So the question is:
How we can leverage the OPC pattern to implement common data areas using modern technologies and providing access to shared variables?
My idea is the development a REST service.
Representational State Transfer (REST) is an architectural style to expose a set of connected resources (and their basic operation) usually leveraging the HTTP protocol suite.
It's a different thing than Web-Services and SOA. I guess to understanding REST the best approach is a sample:
- A multimedia contents could exposes its multimedia catalog through REST providing basic services for updating them;
- A complex system could exposes its configuration and metadata and clients browser could leverage rest to connect and update those data;
The pillar of REST are:
- URI to address a connected resources (for example: http://mycontenctapplication/myCatalog/Author="Rocking Corrado";
- HTTP verbs to specify an operation to the connected resource:
- Get for fetch or read resource values;
- Put for updating or insert of resource values;
- Delete for deleting resources;
- Post for appending resources;
Now the problem is how we can leverage REST for industrial applications?
REST and Industrial Software
If your software have to manage a complex site (like an Hot-Strip Mill), you've to deal with different applications and process controls (Furnace Control, Roughing Mill, Finishing Mill, Cooling Section) that have to exchange a lot of data and messages.
Those application usually uses custom protocols to exchange messages (pushing data with 1:1 synchronous interfaces) and using common shared areas for in-process communication.
The following pictures shows an Hot-Strip Mill process control system build using a REST architecture.
The Rest application will be developed with the following features:
- A data-structure will be implemented to collect information from existing process control software;

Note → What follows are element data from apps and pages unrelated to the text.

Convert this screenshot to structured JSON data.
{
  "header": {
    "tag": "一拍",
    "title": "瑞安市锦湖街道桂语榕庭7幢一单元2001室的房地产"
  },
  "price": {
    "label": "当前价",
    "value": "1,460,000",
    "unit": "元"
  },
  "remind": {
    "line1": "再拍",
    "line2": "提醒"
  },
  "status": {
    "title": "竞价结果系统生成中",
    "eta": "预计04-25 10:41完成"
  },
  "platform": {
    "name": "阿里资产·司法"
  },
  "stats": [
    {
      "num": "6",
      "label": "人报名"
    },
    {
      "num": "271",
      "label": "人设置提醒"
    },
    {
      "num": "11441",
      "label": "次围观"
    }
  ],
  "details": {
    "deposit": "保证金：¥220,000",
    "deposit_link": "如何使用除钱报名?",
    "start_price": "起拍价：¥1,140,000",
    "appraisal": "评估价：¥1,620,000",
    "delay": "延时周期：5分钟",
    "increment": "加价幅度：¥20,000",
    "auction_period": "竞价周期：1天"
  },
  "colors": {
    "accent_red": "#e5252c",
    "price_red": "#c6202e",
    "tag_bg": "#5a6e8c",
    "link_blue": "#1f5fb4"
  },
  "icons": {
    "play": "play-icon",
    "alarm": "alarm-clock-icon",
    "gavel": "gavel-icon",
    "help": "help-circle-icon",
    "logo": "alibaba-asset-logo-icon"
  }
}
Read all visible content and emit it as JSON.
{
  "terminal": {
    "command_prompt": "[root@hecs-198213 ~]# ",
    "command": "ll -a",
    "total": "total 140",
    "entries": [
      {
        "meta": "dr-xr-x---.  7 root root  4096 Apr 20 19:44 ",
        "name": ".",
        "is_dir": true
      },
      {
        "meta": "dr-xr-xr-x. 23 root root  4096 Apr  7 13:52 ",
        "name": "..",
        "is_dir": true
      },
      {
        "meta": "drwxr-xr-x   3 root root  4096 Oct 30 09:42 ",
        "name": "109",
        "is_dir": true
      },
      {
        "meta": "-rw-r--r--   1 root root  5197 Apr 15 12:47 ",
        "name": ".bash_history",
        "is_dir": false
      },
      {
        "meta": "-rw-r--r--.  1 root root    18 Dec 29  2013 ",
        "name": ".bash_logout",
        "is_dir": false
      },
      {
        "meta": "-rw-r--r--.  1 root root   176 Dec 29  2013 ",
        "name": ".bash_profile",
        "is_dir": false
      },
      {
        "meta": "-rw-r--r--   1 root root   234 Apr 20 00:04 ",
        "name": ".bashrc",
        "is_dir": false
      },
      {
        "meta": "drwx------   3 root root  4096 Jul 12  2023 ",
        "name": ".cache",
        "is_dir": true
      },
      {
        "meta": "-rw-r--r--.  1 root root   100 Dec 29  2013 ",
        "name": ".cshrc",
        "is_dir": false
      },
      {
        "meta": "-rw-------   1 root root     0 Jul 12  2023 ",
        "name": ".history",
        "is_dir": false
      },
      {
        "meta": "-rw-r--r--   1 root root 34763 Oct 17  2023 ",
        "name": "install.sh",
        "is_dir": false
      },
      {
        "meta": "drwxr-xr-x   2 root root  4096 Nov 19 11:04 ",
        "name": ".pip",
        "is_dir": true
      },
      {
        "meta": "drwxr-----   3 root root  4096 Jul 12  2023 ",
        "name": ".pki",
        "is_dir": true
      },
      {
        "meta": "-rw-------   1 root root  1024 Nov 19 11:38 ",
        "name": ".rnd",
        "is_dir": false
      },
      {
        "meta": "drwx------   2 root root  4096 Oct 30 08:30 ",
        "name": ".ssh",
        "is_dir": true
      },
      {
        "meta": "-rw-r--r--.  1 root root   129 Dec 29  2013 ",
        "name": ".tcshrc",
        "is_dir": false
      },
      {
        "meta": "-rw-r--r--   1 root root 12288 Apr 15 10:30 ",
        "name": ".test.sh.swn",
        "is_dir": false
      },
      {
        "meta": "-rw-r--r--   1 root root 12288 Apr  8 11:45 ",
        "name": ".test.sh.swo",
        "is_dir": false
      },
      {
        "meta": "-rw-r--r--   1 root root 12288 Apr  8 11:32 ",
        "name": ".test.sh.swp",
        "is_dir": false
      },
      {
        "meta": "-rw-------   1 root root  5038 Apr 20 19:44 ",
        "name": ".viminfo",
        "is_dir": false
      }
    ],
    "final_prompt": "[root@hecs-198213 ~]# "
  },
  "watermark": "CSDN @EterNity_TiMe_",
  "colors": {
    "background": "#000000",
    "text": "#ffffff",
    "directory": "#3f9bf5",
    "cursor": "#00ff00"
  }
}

- The data-structure will be updated with standard interface with existing software for example TCP-IP sockets;
- The data structure will be exposed with a restful interface;
If you will use REST to expose common area I guess that you will have a "closed" set of tags so that only GET and PUT verbs will make sense (consumer of REST will never add or delete new Tags).
Which are the main benefits of adopting REST in your process control software?
- A standard protocol to expose data (HTTP)
- Client application could access REST information in an easy way (XML and JSON);
- REST is very well suited:
- To provide access and update configuration data
- To provide and update runtime information (like the Finishing-Mill parameters)
How we can write REST applications?
WCF Rest Starter kit is here (developed by MS WCF team)!
It has been published on Codeplex and it could included in .Net 4.0:
A set of templates are available for Visual Studio 2008:
- Rest Collections/Singleton services;
- Atom Feed/Atom Publishing Protocol
- HTTP/POX services
And what about the c# code that we should write? Easy:
ProcessControlData GetTag(int tagId);
The WCF Rest Starter Kit also provides:
- the WebProtocolException class to implement exception management in Rest services;
- the RequestInterceptor class to manage the processing pipe-line of the service;